EXERCISE BRIEF: Below are entries. Pull out all lines containing "contributions".
Start of THE INPUT
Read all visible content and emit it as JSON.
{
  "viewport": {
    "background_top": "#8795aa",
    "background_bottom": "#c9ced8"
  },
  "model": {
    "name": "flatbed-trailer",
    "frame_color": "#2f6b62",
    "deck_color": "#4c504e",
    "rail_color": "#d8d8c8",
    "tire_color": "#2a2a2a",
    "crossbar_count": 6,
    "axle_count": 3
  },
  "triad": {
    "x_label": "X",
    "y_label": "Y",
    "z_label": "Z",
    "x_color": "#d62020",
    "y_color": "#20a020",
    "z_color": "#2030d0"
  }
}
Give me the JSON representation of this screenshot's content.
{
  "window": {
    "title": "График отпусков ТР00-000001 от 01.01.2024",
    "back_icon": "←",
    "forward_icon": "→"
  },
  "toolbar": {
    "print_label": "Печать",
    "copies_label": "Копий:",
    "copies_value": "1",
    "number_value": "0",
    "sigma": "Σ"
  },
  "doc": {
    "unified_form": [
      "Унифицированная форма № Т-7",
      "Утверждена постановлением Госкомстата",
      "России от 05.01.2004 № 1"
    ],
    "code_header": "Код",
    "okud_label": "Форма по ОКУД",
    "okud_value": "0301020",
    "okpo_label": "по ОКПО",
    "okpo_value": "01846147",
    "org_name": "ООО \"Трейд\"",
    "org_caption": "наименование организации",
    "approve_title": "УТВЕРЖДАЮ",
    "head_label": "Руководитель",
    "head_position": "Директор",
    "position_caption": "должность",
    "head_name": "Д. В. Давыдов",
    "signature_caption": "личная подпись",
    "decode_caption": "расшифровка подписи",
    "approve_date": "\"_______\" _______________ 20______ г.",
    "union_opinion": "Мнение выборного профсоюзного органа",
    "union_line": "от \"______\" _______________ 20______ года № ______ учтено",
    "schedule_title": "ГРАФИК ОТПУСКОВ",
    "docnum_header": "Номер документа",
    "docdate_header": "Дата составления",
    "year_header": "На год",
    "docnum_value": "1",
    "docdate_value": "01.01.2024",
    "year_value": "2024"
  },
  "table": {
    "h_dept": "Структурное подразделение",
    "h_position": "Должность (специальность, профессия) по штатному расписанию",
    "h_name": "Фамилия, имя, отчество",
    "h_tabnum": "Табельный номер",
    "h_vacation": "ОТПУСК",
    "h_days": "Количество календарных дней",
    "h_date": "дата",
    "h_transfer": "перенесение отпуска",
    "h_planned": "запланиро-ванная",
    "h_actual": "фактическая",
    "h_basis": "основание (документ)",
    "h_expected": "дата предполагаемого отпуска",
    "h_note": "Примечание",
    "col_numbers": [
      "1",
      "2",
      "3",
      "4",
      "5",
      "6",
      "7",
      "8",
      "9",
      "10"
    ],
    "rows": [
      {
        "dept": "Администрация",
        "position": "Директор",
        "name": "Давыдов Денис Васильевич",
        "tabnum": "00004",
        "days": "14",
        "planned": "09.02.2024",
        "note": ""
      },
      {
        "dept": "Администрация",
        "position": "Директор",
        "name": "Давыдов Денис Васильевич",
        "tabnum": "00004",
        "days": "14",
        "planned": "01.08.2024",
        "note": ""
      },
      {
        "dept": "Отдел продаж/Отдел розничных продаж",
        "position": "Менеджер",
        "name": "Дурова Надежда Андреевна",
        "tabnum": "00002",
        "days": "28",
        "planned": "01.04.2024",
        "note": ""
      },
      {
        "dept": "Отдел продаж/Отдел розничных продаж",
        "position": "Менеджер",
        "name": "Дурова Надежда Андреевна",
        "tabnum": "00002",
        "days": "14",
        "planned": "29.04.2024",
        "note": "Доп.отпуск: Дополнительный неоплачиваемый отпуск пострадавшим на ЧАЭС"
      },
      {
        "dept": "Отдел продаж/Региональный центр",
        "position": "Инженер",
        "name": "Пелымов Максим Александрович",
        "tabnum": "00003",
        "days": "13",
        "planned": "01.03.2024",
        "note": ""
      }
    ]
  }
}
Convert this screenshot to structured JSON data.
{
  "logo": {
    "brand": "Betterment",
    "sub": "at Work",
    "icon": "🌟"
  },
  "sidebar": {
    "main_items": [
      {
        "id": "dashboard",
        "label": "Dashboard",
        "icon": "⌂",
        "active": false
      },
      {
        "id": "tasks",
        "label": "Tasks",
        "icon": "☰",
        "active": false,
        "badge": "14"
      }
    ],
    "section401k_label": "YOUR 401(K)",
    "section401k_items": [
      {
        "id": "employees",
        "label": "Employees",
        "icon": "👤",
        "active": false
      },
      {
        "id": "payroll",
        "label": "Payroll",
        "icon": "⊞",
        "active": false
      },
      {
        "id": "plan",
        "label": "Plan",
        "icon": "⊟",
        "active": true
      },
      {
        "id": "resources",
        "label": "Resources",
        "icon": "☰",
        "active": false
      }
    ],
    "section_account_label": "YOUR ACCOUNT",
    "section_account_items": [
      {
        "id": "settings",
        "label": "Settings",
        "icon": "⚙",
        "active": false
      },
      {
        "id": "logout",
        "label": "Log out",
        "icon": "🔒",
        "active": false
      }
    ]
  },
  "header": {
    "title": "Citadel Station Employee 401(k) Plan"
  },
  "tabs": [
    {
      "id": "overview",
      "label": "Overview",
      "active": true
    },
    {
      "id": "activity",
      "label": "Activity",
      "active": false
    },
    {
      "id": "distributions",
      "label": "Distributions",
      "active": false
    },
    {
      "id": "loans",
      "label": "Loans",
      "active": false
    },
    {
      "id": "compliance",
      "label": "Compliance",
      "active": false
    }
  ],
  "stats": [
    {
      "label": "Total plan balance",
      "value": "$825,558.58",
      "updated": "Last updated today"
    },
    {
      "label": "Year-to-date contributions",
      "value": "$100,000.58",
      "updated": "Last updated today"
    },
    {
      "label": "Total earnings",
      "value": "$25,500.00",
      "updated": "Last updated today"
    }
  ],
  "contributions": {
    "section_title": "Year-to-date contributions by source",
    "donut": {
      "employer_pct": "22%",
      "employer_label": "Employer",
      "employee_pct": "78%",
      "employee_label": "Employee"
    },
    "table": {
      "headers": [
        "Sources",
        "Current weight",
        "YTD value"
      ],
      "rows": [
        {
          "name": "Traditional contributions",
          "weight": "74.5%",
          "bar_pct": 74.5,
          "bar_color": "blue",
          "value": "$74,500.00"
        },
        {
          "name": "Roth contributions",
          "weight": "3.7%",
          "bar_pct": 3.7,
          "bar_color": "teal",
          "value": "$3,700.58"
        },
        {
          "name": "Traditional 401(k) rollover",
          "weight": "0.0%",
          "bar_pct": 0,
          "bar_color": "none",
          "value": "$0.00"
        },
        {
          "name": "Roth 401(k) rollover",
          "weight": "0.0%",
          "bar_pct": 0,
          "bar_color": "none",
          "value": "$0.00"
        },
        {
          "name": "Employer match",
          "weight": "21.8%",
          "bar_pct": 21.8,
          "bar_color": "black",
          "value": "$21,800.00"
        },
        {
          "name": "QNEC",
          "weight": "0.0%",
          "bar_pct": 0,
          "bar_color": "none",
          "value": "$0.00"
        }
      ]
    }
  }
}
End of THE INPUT
RESULT OF THIS TASK:
      "label": "Year-to-date contributions",
  "contributions": {
    "section_title": "Year-to-date contributions by source",
          "name": "Traditional contributions",
          "name": "Roth contributions",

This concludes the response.